After earning his Ph.D. from Oxford University in 1963, he started his career as a professor of chemistry, conducting research in the area of hot-atom chemistry, the study of very energetic atoms. But if you search his publications over the last 40 years, you'll find articles from a range of fields, including archaeology, geochemistry and forensics. That's because Miller fielded requests from researchers in other disciplines to use the reactor to make discoveries.
"There have been problems brought to me by other people, rather than my own problems," Miller said.
He has used the reactor to study mercury levels in 300-year-old tuna from the Smithsonian Institution and to study fragments of the bullets that killed President John F. Kennedy.
But when you sit down to talk with him, what Miller mostly wants to discuss is the science curriculum in California schools. A veteran of state-level curriculum battles, he talks about the politics of education fluidly. To him, politics and science mix with ease.
"It takes a scientist," he said, \to deal with a complex situation."

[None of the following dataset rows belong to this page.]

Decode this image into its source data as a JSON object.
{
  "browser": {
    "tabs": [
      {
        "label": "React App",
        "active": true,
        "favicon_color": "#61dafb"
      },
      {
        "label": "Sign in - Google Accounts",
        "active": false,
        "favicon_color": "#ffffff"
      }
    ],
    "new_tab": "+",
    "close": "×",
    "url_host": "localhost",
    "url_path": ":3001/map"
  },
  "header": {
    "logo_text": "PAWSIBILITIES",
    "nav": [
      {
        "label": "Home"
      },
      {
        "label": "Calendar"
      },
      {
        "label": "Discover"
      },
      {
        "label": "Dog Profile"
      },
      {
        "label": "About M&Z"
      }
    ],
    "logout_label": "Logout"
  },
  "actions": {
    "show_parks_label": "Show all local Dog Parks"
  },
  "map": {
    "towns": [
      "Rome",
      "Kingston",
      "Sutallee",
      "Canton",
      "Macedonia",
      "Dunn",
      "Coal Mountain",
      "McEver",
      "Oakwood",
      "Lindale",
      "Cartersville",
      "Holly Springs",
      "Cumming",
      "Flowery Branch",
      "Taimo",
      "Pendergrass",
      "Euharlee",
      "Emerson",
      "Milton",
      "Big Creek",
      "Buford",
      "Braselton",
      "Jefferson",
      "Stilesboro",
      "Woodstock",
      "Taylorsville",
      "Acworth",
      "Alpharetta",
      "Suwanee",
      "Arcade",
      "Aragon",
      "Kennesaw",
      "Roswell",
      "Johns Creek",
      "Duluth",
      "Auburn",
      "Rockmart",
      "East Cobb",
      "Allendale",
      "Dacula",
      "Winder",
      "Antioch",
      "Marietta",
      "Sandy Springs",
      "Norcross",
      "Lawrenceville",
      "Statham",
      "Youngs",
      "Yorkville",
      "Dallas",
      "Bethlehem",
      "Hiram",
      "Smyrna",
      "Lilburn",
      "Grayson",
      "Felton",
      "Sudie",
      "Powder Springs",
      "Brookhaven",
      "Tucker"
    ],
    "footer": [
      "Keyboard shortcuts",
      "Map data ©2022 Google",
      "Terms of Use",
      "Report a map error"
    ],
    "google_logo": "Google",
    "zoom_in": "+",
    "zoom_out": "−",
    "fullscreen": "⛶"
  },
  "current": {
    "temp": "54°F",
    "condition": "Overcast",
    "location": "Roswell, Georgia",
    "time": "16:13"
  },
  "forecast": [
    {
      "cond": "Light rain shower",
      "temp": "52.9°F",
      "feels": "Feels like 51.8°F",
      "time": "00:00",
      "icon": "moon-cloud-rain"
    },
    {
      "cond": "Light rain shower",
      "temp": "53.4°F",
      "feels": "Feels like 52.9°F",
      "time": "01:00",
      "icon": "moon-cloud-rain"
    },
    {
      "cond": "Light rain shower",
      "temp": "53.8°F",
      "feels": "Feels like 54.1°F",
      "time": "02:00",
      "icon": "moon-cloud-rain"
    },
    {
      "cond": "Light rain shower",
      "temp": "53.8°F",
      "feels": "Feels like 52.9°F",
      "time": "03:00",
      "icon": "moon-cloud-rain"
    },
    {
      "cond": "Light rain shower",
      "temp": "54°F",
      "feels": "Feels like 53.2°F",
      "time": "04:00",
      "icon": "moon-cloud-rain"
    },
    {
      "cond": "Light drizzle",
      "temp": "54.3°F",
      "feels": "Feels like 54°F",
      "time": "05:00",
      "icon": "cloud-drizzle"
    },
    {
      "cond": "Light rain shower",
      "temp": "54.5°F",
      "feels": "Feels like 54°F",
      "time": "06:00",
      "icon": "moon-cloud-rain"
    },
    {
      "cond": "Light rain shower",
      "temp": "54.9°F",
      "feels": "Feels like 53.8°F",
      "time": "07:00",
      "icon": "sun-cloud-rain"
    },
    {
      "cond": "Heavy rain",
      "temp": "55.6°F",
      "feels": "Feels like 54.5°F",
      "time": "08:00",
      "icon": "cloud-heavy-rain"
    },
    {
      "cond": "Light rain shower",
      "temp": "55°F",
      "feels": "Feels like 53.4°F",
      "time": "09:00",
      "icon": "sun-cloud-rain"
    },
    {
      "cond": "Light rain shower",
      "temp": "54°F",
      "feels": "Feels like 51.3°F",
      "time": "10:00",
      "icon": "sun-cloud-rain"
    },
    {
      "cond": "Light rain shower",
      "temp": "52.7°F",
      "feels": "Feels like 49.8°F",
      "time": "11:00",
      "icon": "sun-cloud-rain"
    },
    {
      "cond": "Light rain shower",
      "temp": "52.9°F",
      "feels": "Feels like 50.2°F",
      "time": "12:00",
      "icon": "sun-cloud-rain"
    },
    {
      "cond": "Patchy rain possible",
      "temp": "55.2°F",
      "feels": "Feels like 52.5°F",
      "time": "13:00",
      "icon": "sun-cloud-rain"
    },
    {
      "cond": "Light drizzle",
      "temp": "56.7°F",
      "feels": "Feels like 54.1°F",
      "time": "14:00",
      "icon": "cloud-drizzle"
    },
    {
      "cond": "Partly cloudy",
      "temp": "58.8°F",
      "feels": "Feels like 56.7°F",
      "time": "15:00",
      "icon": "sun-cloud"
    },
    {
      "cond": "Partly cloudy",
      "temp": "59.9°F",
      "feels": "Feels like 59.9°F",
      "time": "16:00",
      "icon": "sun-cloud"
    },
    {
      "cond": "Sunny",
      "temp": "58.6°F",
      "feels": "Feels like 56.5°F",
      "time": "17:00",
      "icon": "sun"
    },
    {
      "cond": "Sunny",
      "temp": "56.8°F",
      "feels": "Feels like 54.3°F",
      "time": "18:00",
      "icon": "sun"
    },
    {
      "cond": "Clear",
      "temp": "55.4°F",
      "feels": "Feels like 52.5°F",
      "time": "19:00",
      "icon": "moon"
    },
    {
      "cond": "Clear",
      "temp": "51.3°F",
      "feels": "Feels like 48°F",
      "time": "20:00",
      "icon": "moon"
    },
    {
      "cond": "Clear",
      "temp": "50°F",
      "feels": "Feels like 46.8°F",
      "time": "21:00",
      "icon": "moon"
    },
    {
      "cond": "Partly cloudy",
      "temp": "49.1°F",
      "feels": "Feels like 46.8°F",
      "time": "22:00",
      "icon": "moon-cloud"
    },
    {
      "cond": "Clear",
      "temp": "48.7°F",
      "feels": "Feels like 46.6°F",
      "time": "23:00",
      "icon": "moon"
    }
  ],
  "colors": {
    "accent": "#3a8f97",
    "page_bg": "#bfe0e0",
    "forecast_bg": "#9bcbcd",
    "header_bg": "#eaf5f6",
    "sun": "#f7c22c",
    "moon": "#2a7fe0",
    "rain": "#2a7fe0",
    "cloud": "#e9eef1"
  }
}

The work dates back to 1980, when he first sat down with some teachers to create a curriculum for the Irvine school district. His curriculum work, over time, involved teaching science in a unified way, instead of separating it into disciplines. He also developed methods to test students by asking them to use their science knowledge to solve small problems.
Within a few years of first sitting down with teachers in Irvine, Miller and several colleagues were holding three-week workshops for hundreds of high school science teachers. At one point, the project received funding from the National Science Foundation. He has served on state curriculum committees, and he continues to advocate for addressing common-core standards through the perspective of science.
"George was tireless in making sure that scientists engaged in the very important work of K-12 education," said Elizabeth Stage, director of the Lawrence Hall of Science at the University of California at Berkeley.
Stage, who served with Miller on a state curriculum commission, said that he had the patience to work with people who didn't know much about science, and that he was "so humble and unassuming that he could put them at ease."
It's not so surprising that Miller developed an interest in curriculum. His father, Arthur Miller, was a school principal in England.
"I was there in the summers ordering books and developing his master schedules," Miller said.
And when his father first visited the United States, Miller remembered that his father was stunned that American students were sitting in desks in rows rather than working in groups around desks as they did in Europe.
Miller himself drew on other ideas from the European model as he developed curricula. In Europe, he said, science was taught in a more integrated way, instead of one science at a time. That idea was a foundation of the curriculum Miller developed.
"It met with a lot of resistance," he said.
Through his own teaching, Miller became something of a fixture in Orange County as the leader of Irvine's large general chemistry courses. Even now, years after he handed over the class to others, he seems to run into former students wherever he goes.
Miller's other job—running the reactor—has brought talented students to the campus as well. Graduates and undergraduates can take courses that include using the reactor for experiments. Currently, with a grant from the National Nuclear Security Administration, researchers are using the reactor to try to analyze and distinguish a small sample containing fissionable materials, such as uranium and plutonium. They are conducting these analyses by using so-called "delayed neutrons," which are emitted within a few seconds after they are themselves bombarded with neutrons.
Miller said that preliminary results show that "we can get good data for larger amounts, but we need to improve the system further (increase sensitivity, reduce background noise level, and add gamma ray detection) to get to where we want to be."
After nearly 50 years at the campus, Miller is in the process of handing over responsibilities for the reactor, the experimental course and the teacher-training program to others.
Of all these responsibilities, he seems most worried about the fate of programs to train teachers and of the science curriculum in California. His great hope, he said, is to "train enough people to continue the work without us."
After all, Miller said, it's what the children want.
"The most-read books of kindergartners," he noted, \"are on science."